Ughhh! They just keep coming back! Removing the entire unwanted “weed” by its roots is the surest way to get rid of it. Herbicides do work but use extreme caution when applying. They will not only kill the “weed” but also other nearby plants. In planting beds, you can keep weeds to a minimum by covering the soil with an inch or two of mulch.
The frequency depends on how much you water and feed your lawn. Mowing once a week is typical. Don’t cut the blades of grass too short. Longer grass is healthier and retains water better. Many mowers come with “mulching” option that cuts the grass into tiny bits and returns them back to the lawn. This returns important nutrients back to the soil and reduces the amount of fertilizer you need. It also eliminates the need to bag the grass.
A well-designed, professionally-installed sprinkler system should need little maintenance over time. However, you will need to “winterize” it during the fall and start it up during the spring. Your system has several pipes that can freeze and burst during winter. Either drain or “blow out” the water from the pipes in mid fall when your yard has gone dormant. Also turn off the timer so it can’t accidentally start during the winter. In the spring, you’ll need to re-start the system by turning on the timer and possibly turning on a master valve. (Check your system guide for details.) You can go to the Town of Prosper website to check current water restrictions in place and set your system to accommodate.
Your yard needs food! Your lawn may need 2 to 5 feedings per growing season. And your growing beds could also use some food. Chemical fertilizers work, however, there are several natural organic options too. Generally a 3-1-2 ratio works well for our soils.

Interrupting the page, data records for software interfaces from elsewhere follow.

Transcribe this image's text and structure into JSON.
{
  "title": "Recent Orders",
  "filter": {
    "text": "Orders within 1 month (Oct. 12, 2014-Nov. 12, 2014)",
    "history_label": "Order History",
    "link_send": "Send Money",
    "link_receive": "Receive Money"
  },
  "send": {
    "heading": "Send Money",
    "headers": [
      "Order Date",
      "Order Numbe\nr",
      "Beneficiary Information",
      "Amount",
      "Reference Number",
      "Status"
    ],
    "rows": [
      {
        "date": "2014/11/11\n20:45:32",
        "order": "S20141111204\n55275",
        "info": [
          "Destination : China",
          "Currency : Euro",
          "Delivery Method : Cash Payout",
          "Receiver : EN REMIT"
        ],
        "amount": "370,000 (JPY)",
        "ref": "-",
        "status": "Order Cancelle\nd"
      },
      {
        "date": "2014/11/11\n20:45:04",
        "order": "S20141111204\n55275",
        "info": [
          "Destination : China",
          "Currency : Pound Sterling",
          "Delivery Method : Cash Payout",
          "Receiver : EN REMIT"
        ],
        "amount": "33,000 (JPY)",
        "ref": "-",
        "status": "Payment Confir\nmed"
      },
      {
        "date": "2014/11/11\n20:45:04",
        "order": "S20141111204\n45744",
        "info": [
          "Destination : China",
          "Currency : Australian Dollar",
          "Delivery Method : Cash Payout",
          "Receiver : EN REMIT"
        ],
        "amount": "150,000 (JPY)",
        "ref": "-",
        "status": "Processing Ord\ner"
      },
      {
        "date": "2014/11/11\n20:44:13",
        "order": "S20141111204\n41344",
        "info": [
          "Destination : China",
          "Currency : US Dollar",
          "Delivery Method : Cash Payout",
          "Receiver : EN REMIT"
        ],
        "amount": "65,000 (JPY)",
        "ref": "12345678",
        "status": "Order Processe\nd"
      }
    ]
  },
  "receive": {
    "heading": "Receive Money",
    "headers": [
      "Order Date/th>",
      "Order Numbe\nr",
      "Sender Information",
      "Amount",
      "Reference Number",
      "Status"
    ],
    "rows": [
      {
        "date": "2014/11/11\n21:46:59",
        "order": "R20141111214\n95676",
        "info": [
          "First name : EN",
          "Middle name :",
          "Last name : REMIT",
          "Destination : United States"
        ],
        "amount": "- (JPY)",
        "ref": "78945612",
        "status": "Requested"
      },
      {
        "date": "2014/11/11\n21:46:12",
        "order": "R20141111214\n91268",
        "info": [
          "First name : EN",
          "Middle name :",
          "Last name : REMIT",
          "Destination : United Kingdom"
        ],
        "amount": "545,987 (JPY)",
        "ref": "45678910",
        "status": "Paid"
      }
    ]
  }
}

An inch-thick layer of mulch will keep your planting beds relatively weed-free. The best weed-prevention for lawns is a healthy lawn. Grass is a plant that grows thick and bushy when healthy. This usually will choke out any other “weeds” that could grow there. Exceptions are plants like crabgrass. These grow from seed every year. Some chemical fertilizers come with a “pre-emergent” which kills the seeds in the spring when the plants are dormant.
Aerate your lawn as needed (probably every 3-5 seasons). This reduces the soil compaction and allows air and water to cycle in and out of the soil. Your lawn will thank you by growing thick and healthy every year. This will also improve drainage.
This is a layer of dead grass that builds up over time just above the soil surface and needs to be removed. Regular aeration often removes a lot of thatch. You can also “de-thatch” your lawn in the early spring with a special machine. Do it while the lawn is still dormant, or else you can damage your lawn.
Perennial or Annual:
When planning your flowerbeds, remember that a perennial plant is one that, once planted, will come back year after year but just looks good when its blooming, while an annual is one that is planted for only one season but looks great most of the time.
I Promise to allow more time and space for your questions in my next column, I have been extremely busy at work helping our clients! I hope some of this answered a few of them, if not you know where to find me friends!! Until next time…Happy Gardening!!
Jimmie is a Prosper resident and the owner of Absolutely Bushed Landscaping Company, an award winning, family and veteran owned and operated business created in 1980 to provide the highest quality custom Outdoor Renovation available to homeowners in the Dallas Ft. Worth area.